No rock star, no President, no Secretary-General of the United Nations could do what the Pope is doing—and there’s the point. Despite the broad secular assumption that the sun has set on the age of the papacy, the Vatican remains deeply integrated into the DNA of Western culture itself.
Where can the power to influence be found? It is the perennial political question. Not Bono, Barack or Ban, apparently, but Jorge Mario Bergoglio, former Archbishop of Buenos Aires and current Pontiff. For Carroll, even in this most secular of cities such as NYC, a visible sacral politics is indispensable. Francis as international statesman satisfies this requisite public yearning in ways that other leaders presently cannot.
However this engagement is occurring in the full knowledge of the challenges that a sacral agenda poses to secular political norms. In the context of observing Francis’ popularity, Adam Gopnik writes:
And yet this Pope is no more a ‘liberal’ Pope than he is a secret Muslim Pope—he’s the Pope. His historic role, which he is playing, is to be a very well-dressed critic of the liberal state in all its forms.
So how does the paradox hold? We turn first to our previous examples. Forecasting his election in Australia, Howard once declared that ‘the times will suit me’. The Howard paradox arguably held because Australia’s policy emphasis on difference with Asia (something that caused diplomatic offense on many occasions) occurred at a time when bilateralism was returning as a palatable (and culturally compatible) strategy for engaging with Asian states. Likewise, the Reagan paradox was sustained not because the zero-sum risks of Cold War security were any less, but because the world economy was revolutionizing thereby motivating the US to engage a pervasively inefficient and politically weak Soviet Union on a win-win reform agenda.
So it is that the times now suit Francis, the world’s first Argentinian Pope, and in ways that make surprising sense to a secular West. Forged in the Cold War conflicts of the Western Hemisphere, where the pastoral was always political, Francis’ diplomatic strategy seems intentionally aimed at the hope of a multipolar world where difference and engagement coexist, where ‘left’ and ‘right’ both matter yet neither is dominant. Francis, even as a traditional leader, seems to embody this and thus, at least for now, the paradox holds.

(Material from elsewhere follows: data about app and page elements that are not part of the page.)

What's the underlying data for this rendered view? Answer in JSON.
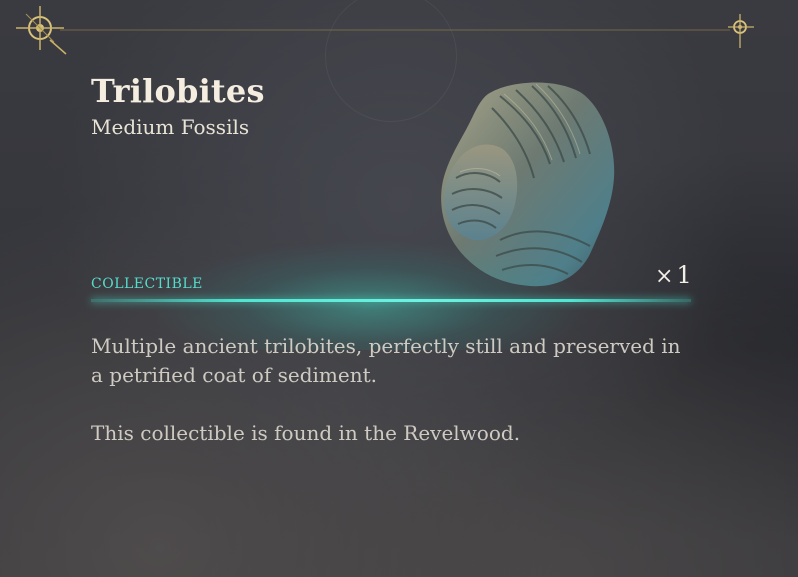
{
  "item": {
    "title": "Trilobites",
    "subtitle": "Medium Fossils",
    "category": "COLLECTIBLE",
    "quantity_prefix": "×",
    "quantity": "1",
    "image_icon": "trilobite-fossil-icon"
  },
  "description": {
    "paragraph_1": "Multiple ancient trilobites, perfectly still and preserved in a petrified coat of sediment.",
    "paragraph_2": "This collectible is found in the Revelwood."
  },
  "colors": {
    "accent": "#54ddcc",
    "title": "#f4ede0",
    "body_text": "#cfcbc3",
    "ornament_gold": "#d9c27a",
    "background": "#36373c"
  }
}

Consider the paradoxical texture of Laudato Si’, the papal encyclical on the global environment that attracted equally global attention from the moment it was released. The encyclical is addressed not only to the faithful but to ‘every person living on this planet’, and yet via a call to moral change that is rooted in ‘the Church’s social teaching’. Why does the latter (a religious moral tradition) not nullify the political appeal of the former (universal engagement)?
Katy Lederer’s New Yorker post asks the same: ‘Why Do We Need Pope Francis to Tell Us What We Know About the Climate?’ Her answer provides insight into the individual impact that trusted religious leaders can still have in the diplomatic sphere:
What is hard but imperative, if we are to have any chance of changing course, is to become, as Francis describes it, ‘painfully aware, to dare to turn what is happening in the world into our own personal suffering and thus to discover what each of us can do about it.’